Oklahoma has passed good new science standards for public schools. Wait, what? NCSE reports:
The e-word — “evolution” — is unabashedly used: for example, a high school standard for biology expects students to be able to “[c]ommunicate scientific information that common ancestry and biological evolution are supported by multiple lines of empirical evidence.”
Anthropogenic climate change is also straightforwardly acknowledged: for example, a disciplinary core idea in Earth Systems is that “Changes in the atmosphere due to human activity have increased carbon dioxide concentrations and thus affect climate.”
Well that’s unexpected.
This, however, is completely expected. NIH director Francis Collins has won the Templeton Prize, which honors efforts to blur the line between science and religion. It’s so expected, in fact, that I first thought I must have been reading a years-old article, because Collins is about as Templeton-y as you can get. Either way, props to him for saying this to RNS:
Collins also expressed concern over the number of Christians who have fallen prey to conspiracy theories surrounding the spread of the coronavirus.
“It is troubling that in our nation that prides itself on being technologically advanced, the current circumstances — particularly on social media — make it so easy for things to spread that are simply not based on facts at all,” he said. “I would particularly urge Christians, who believe in God’s truth in all things, to be sure that they are vetting whatever they are seeing.”
But doc, vetting is so haaaaaaaard.

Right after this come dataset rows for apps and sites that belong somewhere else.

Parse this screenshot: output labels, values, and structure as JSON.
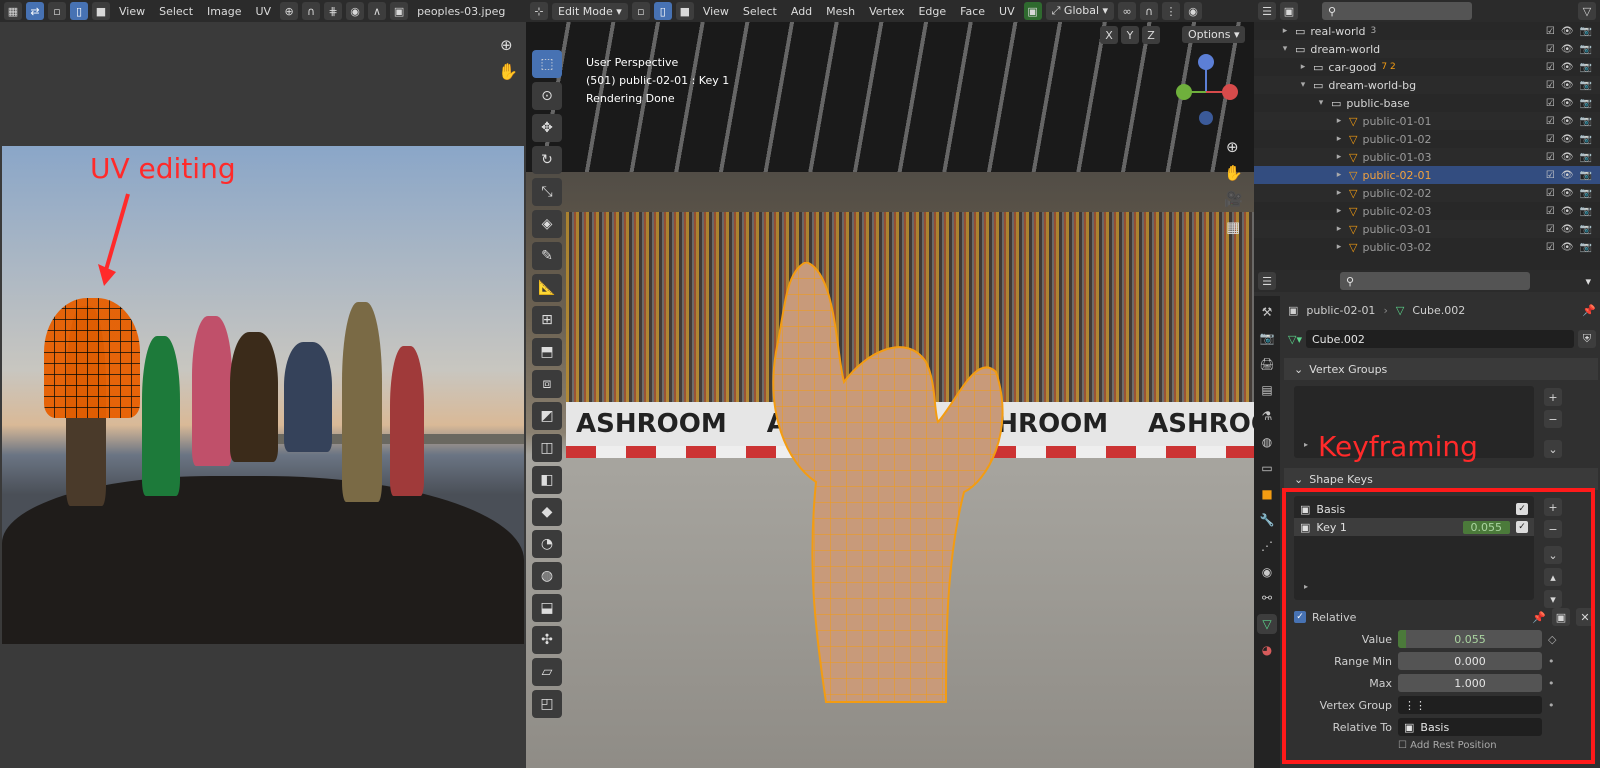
{
  "uv": {
    "menu": [
      "View",
      "Select",
      "Image",
      "UV"
    ],
    "image_name": "peoples-03.jpeg",
    "annotation": "UV editing"
  },
  "viewport": {
    "mode": "Edit Mode",
    "menu": [
      "View",
      "Select",
      "Add",
      "Mesh",
      "Vertex",
      "Edge",
      "Face",
      "UV"
    ],
    "orientation": "Global",
    "axes": [
      "X",
      "Y",
      "Z"
    ],
    "options": "Options",
    "info": [
      "User Perspective",
      "(501) public-02-01 : Key 1",
      "Rendering Done"
    ],
    "banner_word": "ASHROOM"
  },
  "outliner": {
    "rows": [
      {
        "name": "real-world",
        "count": "3",
        "depth": 1,
        "kind": "collection"
      },
      {
        "name": "dream-world",
        "depth": 1,
        "kind": "collection",
        "open": true
      },
      {
        "name": "car-good",
        "depth": 2,
        "kind": "collection",
        "extra": "7 2"
      },
      {
        "name": "dream-world-bg",
        "depth": 2,
        "kind": "collection",
        "open": true
      },
      {
        "name": "public-base",
        "depth": 3,
        "kind": "collection",
        "open": true
      },
      {
        "name": "public-01-01",
        "depth": 4,
        "kind": "object"
      },
      {
        "name": "public-01-02",
        "depth": 4,
        "kind": "object"
      },
      {
        "name": "public-01-03",
        "depth": 4,
        "kind": "object"
      },
      {
        "name": "public-02-01",
        "depth": 4,
        "kind": "object",
        "selected": true
      },
      {
        "name": "public-02-02",
        "depth": 4,
        "kind": "object"
      },
      {
        "name": "public-02-03",
        "depth": 4,
        "kind": "object"
      },
      {
        "name": "public-03-01",
        "depth": 4,
        "kind": "object"
      },
      {
        "name": "public-03-02",
        "depth": 4,
        "kind": "object"
      }
    ]
  },
  "properties": {
    "breadcrumb_object": "public-02-01",
    "breadcrumb_mesh": "Cube.002",
    "mesh_name": "Cube.002",
    "vertex_groups_title": "Vertex Groups",
    "shape_keys_title": "Shape Keys",
    "shape_keys": [
      {
        "name": "Basis",
        "value": ""
      },
      {
        "name": "Key 1",
        "value": "0.055"
      }
    ],
    "relative_label": "Relative",
    "value_label": "Value",
    "value": "0.055",
    "value_fraction": 0.055,
    "range_min_label": "Range Min",
    "range_min": "0.000",
    "max_label": "Max",
    "max": "1.000",
    "vertex_group_label": "Vertex Group",
    "relative_to_label": "Relative To",
    "relative_to": "Basis",
    "add_rest_label": "Add Rest Position",
    "annotation": "Keyframing"
  },
  "colors": {
    "accent": "#4772b3",
    "annotation": "#ff1a1a",
    "selection": "#f39c12"
  }
}
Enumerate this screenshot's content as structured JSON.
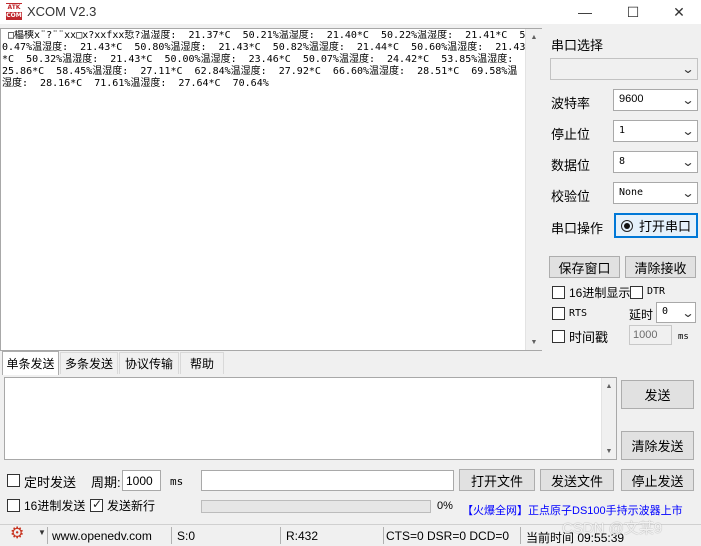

Linking to a story or webpage does not imply endorsement by Paul or CFI. Not every use of quotation marks is ironic or sarcastic, but it often is.